_Problem description_
Copy, from the data below, each line that has the word "Assists".

_Extracted records_
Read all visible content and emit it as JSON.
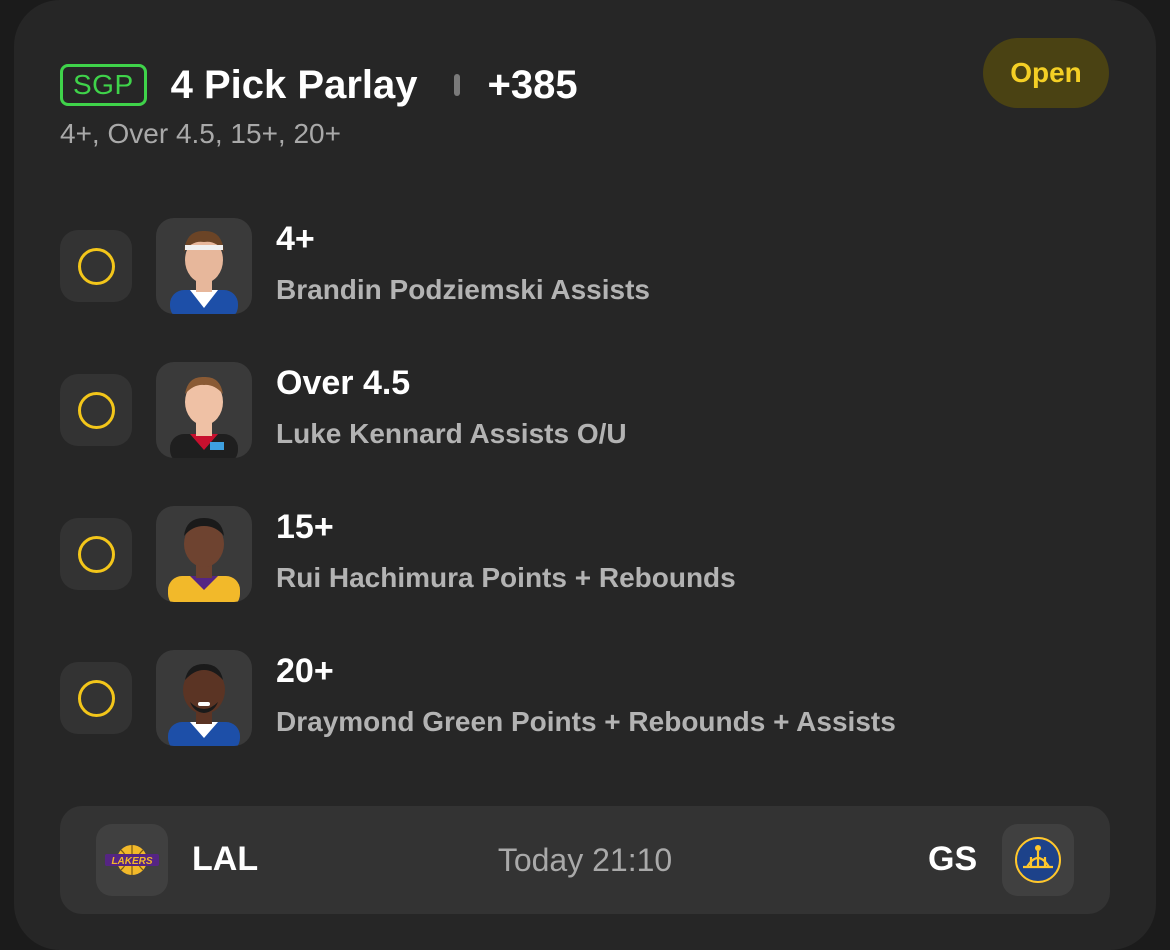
{
  "header": {
    "badge": "SGP",
    "title": "4 Pick Parlay",
    "odds": "+385",
    "subtitle": "4+, Over 4.5, 15+, 20+",
    "status": "Open"
  },
  "picks": [
    {
      "line": "4+",
      "desc": "Brandin Podziemski Assists",
      "jersey": "#1d4fa8",
      "skin": "#e7b79b",
      "hair": "#6b4426"
    },
    {
      "line": "Over 4.5",
      "desc": "Luke Kennard Assists O/U",
      "jersey": "#1f1f1f",
      "skin": "#efc1a5",
      "hair": "#8a5a34"
    },
    {
      "line": "15+",
      "desc": "Rui Hachimura Points + Rebounds",
      "jersey": "#f2b92a",
      "skin": "#6e4330",
      "hair": "#1a1a1a"
    },
    {
      "line": "20+",
      "desc": "Draymond Green Points + Rebounds + Assists",
      "jersey": "#1d4fa8",
      "skin": "#5b3424",
      "hair": "#1a1a1a"
    }
  ],
  "game": {
    "home_abbr": "LAL",
    "away_abbr": "GS",
    "time": "Today 21:10",
    "home_logo": "lakers-logo",
    "away_logo": "warriors-logo"
  },
  "colors": {
    "accent_green": "#3fd34a",
    "accent_yellow": "#f3c61a",
    "card_bg": "#262626"
  }
}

_Result of this task_
      "desc": "Brandin Podziemski Assists",
      "desc": "Luke Kennard Assists O/U",
      "desc": "Draymond Green Points + Rebounds + Assists",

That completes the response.